In this era of digital transformation, a lot of buzzwords get thrown around. You may have heard some related to cloud computing, especially “multi-cloud” and “hybrid cloud.” The definitions aren’t complicated. Multi-cloud means using multiple cloud services to run a variety of company operations, while hybrid cloud means using a combination of on-premises or private cloud resources and third-party cloud services.
What is complicated, however, are the use cases for each one. When does it make sense to use a multi-cloud versus a hybrid cloud approach? Can you use both? What does it take to set up a hybrid cloud environment? There are no easy answers to these questions, but below we provide some basics that can help you decide what’s right for your company and situation.
What Is Multi-cloud?
The multi-cloud approach involves using 2 or more cloud computing platforms or providers to support various business operations. “For example,” according to TechTarget, “a business might employ a public cloud provider’s IaaS to host its workloads. At the same time, it could use specialized SaaS or PaaS providers for business services such as productivity tools (Office 365), employee expense tracking and reporting (Concur), and so on….”
Some benefits of this approach are as follows:
- Improved cost management. With cloud services, you only pay for what you use. This strategy differs from companies hosting their own infrastructure, which entails purchasing equipment that may or may not be used to its full capacity. Many organizations appreciate the pay-as-you-go model because they gain insight into specific costs for specific operations.
- Reduced infrastructure hassle. In addition to the potential for wasted cost on equipment that doesn’t end up being used, on-premises infrastructure requires additional staff to operate, maintain, and upgrade it. Many companies prefer to shed these hassles and opt for cloud solutions instead.
- Stronger resilience.

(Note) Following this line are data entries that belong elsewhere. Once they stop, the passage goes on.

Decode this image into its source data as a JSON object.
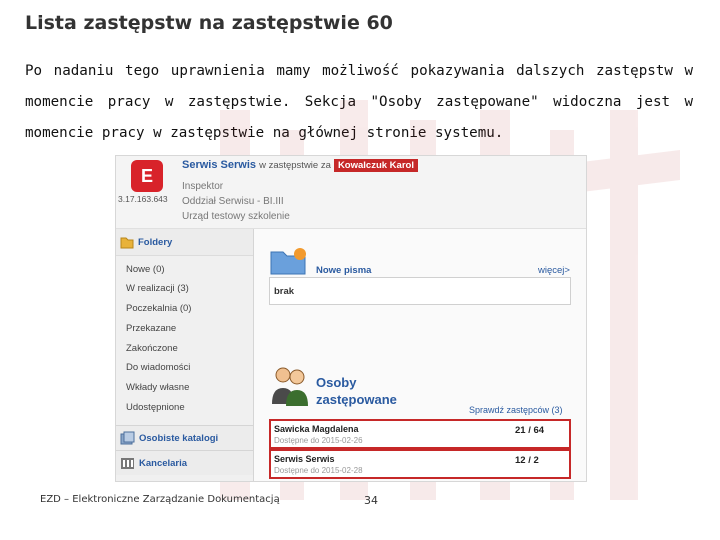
{
  "slide": {
    "title": "Lista zastępstw na zastępstwie 60",
    "paragraph": "Po nadaniu tego uprawnienia mamy możliwość pokazywania dalszych zastępstw w momencie pracy w zastępstwie. Sekcja \"Osoby zastępowane\" widoczna jest w momencie pracy w zastępstwie na głównej stronie systemu.",
    "footer_text": "EZD – Elektroniczne Zarządzanie Dokumentacją",
    "page_number": "34"
  },
  "screenshot": {
    "header": {
      "logo_glyph": "E",
      "ip": "3.17.163.643",
      "user_name": "Serwis Serwis",
      "in_substitution_text": "w zastępstwie za",
      "substituted_person": "Kowalczuk Karol",
      "role": "Inspektor",
      "department": "Oddział Serwisu - BI.III",
      "office": "Urząd testowy szkolenie"
    },
    "sidebar": {
      "folders_label": "Foldery",
      "items": [
        "Nowe (0)",
        "W realizacji (3)",
        "Poczekalnia (0)",
        "Przekazane",
        "Zakończone",
        "Do wiadomości",
        "Wkłady własne",
        "Udostępnione"
      ],
      "personal_catalogs_label": "Osobiste katalogi",
      "office_label": "Kancelaria"
    },
    "new_letters": {
      "title": "Nowe pisma",
      "more_link": "więcej>",
      "empty_value": "brak"
    },
    "substituted": {
      "title_line1": "Osoby",
      "title_line2": "zastępowane",
      "check_link": "Sprawdź zastępców (3)",
      "rows": [
        {
          "name": "Sawicka Magdalena",
          "sub": "Dostępne do 2015-02-26",
          "count": "21 / 64"
        },
        {
          "name": "Serwis Serwis",
          "sub": "Dostępne do 2015-02-28",
          "count": "12 / 2"
        }
      ]
    }
  },
  "colors": {
    "accent_blue": "#2a5aa0",
    "highlight_red": "#c62828"
  }
}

Multiple cloud environments can be used to create redundant workloads, ensuring the ongoing operations necessary to avoid compliance problems. Those redundant workloads also make sure that customers are better served, and operations can continue even in the face of disruption.
- Enhanced services. Some cloud providers specialize in certain types of operations, such as testing and development versus artificial intelligence (AI) and machine learning (ML). You can use each service to support specific operations based on its strengths.
The following video describes additional benefits of the multi-cloud approach:
The multi-cloud approach also involves some disadvantages:
- Security risks. While data may be safe when hosted by a cloud service provider, it may encounter risks when coming back and forth to your network. Additionally, with a multi-cloud approach, you must manage a number of different security configurations.
- Regulatory issues. A multi-cloud approach can help you achieve better compliance with regulatory entities. However, it also has the potential to reduce your compliance if your data is stored improperly.
- Potential for disruption. Cloud service providers aren’t immune to some of the threats you face with your on-premises infrastructure, including weather events and hacking. You could also face problems if you encounter internet issues that prevent you from accessing your provider, or if the provider is acquired or goes out of business.
What Is a Hybrid Cloud?
A hybrid cloud strategy involves using both public cloud resources and some combination of a private cloud and on-premises infrastructure. TechTarget offers an example of a use case for this approach: “A business might create a private cloud to support self-service resource provisioning for software developers, or run an important cloud-native application locally. The business can also connect that private cloud to a public cloud to gain extra resources or use specialized services.”
Note that a hybrid cloud can be used in a multi-cloud environment.
As with the multi-cloud approach, a hybrid cloud strategy provides many benefits:
- Flexibility. A hybrid approach provides a high degree of business flexibility. For example, you can run some workloads on local infrastructure and others on third-party cloud platforms based on regulatory requirements. You can also shift between systems based on cost-effectiveness.
- Scalability. Rather than buying more hardware for those rare occasions when you need it, you can run your operations to capacity, then manage overflow with cloud services. That scalability allows you to respond quickly to new opportunities, market changes, or customer demands.
- Remote access. As companies continue to offer work-from-home options for employees, they must ensure those workers can access the tools they need. A hybrid cloud arrangement enables remote team members to access on-premises data and applications.
The hybrid cloud approach also involves some challenges:
- Potential for disruption. As with the multi-cloud approach, the hybrid cloud strategy is subject to the disruption of cloud services providers.
- High costs. The development of hybrid cloud systems is time-consuming and can be costly compared to other approaches. (However, once established, they can help contain costs.)
- Integration issues. One of the biggest challenges of using both private and public cloud resources is integrating the 2. Additionally, you must keep up with and match updates from your cloud services providers.
- Lack of skills. Building and maintaining a hybrid cloud system requires specific skills that not all companies have among their staff.
Which One Is Best?
When considering whether to use a multi-cloud or hybrid cloud approach, there is no one “best” solution, and any decision should be revisited periodically. The key to making a good decision is understanding the strengths of each approach and following up with careful planning prior to implementation.
The right approach will be the one that most closely aligns with your business and technology needs. Having stated that, some general guidelines are to choose a multi-cloud approach when you need the resources of specific cloud services providers, and choose a hybrid cloud approach when you require the flexibility of having both types of cloud at your disposal.